Analysis of illegal pedestrian crossing behavior on a major divided arterial road
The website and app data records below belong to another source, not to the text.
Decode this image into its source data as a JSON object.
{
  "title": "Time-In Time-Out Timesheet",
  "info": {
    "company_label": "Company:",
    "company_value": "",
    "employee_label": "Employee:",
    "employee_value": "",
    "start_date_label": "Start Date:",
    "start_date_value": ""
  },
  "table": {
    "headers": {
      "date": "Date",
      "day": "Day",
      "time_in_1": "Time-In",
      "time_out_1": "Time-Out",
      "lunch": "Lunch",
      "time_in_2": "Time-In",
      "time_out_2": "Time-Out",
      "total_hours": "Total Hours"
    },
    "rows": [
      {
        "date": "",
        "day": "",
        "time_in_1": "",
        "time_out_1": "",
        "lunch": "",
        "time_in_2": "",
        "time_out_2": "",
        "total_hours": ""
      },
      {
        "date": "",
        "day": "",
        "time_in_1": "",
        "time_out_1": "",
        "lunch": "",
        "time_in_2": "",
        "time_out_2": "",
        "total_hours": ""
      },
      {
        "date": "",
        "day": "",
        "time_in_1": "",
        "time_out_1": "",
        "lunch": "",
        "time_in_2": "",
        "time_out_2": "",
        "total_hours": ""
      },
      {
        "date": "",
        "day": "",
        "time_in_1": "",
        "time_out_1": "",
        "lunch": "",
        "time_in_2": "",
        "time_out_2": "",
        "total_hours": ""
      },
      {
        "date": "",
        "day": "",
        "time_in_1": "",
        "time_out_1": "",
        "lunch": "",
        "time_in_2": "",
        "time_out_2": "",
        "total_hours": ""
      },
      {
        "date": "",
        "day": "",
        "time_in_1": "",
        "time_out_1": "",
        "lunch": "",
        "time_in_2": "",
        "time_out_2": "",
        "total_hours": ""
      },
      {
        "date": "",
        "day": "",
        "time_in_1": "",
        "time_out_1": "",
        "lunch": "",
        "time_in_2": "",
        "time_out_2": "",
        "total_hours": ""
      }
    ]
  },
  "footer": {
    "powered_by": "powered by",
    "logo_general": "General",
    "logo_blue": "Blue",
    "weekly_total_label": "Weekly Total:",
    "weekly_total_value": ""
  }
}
Pedestrians’ illegal mid-block crossing increases the chances of a crash compared to crossing at marked or signalized crosswalks. Therefore, it is necessary to have an accurate understanding of this type of behavior to be able to prevent it. This paper presents the results from a comprehensive study undertaken to gain insight into illegal pedestrian crossing behavior on a high-speed six-lane divided arterial road that runs through a high-density urban area. Pedestrian behavior data were collected during the different stages of illegal crossing including before crossing, during crossing, and after crossing to determine the effect of hindrances, vehicles, and other pedestrians on the crossing behavior. The results showed that the illegal crossing behavior is mostly undertaken by male pedestrians. Over one-third of all pedestrians crossed in the presence of a vehicle on the road. Out of this group, almost one-third crossed using a rolling gap. The waiting time before crossing was affected by the group size, crossing point (curb or median), and the presence of other pedestrians on the opposite side of the road. Most of the pedestrians crossed the road during their first attempt and used the shortest path to cross. The crossing time was affected by gender, age, mobile phone use, type of clothing, crossing in a group, crossing point, path of crossing, and presence of a vehicle. The decision to cross was based on the presence of vehicles in the middle or far lanes for most pedestrians. Overall, the presence of a vehicle, as well as other pedestrians and hindrances, altered the illegal crossing behavior of pedestrians.